The validity of a registered design can be challenged on the basis that it is not new, does not have individual character, or because the design is in conflict with earlier relevant rights.
In the UK, there is a distinction between grounds for refusal (i.e. because the design is not new and does not possess individual character) and grounds for invalidity. However, because no substantive search (i.e. assessment) is carried out by the UK Intellectual Property Office when an applicant applies to register a design, a design will rarely be refused. In fact, the question of novelty, individual character and earlier rights is likely to be at issue in invalidity proceedings or in infringement litigation as part of a counterclaim that a registered design is invalid.
The requirement of novelty (i.e. that the design is new) is satisfied if no identical design, or no design whose features differ only in immaterial details has been made available to the public before the date of the application.
The test of individual character is whether the overall impression it produces on the informed user differs from the overall impression produced on such a user by any design that has been made available to the public.
A design will be declared invalid if it does not meet the above thresholds of novelty and individual character.

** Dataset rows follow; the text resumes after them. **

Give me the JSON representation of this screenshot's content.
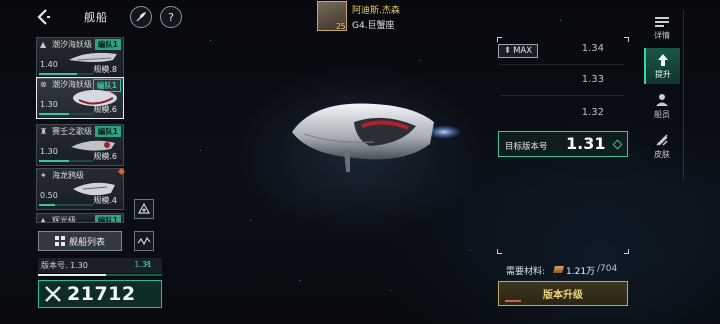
{
  "header": {
    "title": "舰船"
  },
  "commander": {
    "name": "阿迪斯.杰森",
    "title": "G4.巨蟹座",
    "level": "25"
  },
  "ship_cards": [
    {
      "name": "潮汐海妖级",
      "fleet": "编队1",
      "version": "1.40",
      "scale": "规模.8",
      "progress": 0.7
    },
    {
      "name": "潮汐海妖级",
      "fleet": "编队1",
      "version": "1.30",
      "scale": "规模.6",
      "progress": 0.55
    },
    {
      "name": "赛壬之歌级",
      "fleet": "编队1",
      "version": "1.30",
      "scale": "规模.6",
      "progress": 0.55
    },
    {
      "name": "海龙鸦级",
      "fleet": "",
      "version": "0.50",
      "scale": "规模.4",
      "progress": 0.3
    },
    {
      "name": "辉光级",
      "fleet": "编队1",
      "version": "",
      "scale": "",
      "progress": 0
    }
  ],
  "ship_list_button": "舰船列表",
  "version_bar": {
    "label": "版本号. 1.30",
    "arrow": ">",
    "target": "1.31",
    "progress": 0.55
  },
  "power": {
    "value": "21712"
  },
  "panel": {
    "max_label": "MAX",
    "versions": [
      "1.34",
      "1.33",
      "1.32"
    ],
    "target_label": "目标版本号",
    "target_value": "1.31",
    "material_label": "需要材料:",
    "material_have": "1.21万",
    "material_need": "/704",
    "upgrade_label": "版本升级"
  },
  "tabs": [
    {
      "label": "详情",
      "icon": "bars-icon"
    },
    {
      "label": "提升",
      "icon": "upgrade-icon"
    },
    {
      "label": "船员",
      "icon": "crew-icon"
    },
    {
      "label": "皮肤",
      "icon": "skin-icon"
    }
  ],
  "colors": {
    "accent": "#36c89b",
    "gold": "#c9a94e",
    "warn": "#e8601c"
  }
}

A design can also be declared invalid in the UK if the applicant is not the person entitled to the design right (e.g. because the applicant is not the proprietor of the design), or if it is in conflict with earlier design rights or even in conflict with a registered trade mark or with a work which is protected by copyright. A design can also be declared invalid if it is in conflict with a protected emblem (in the UK protected emblems include the Royal arms, the Crown and the Union Jack).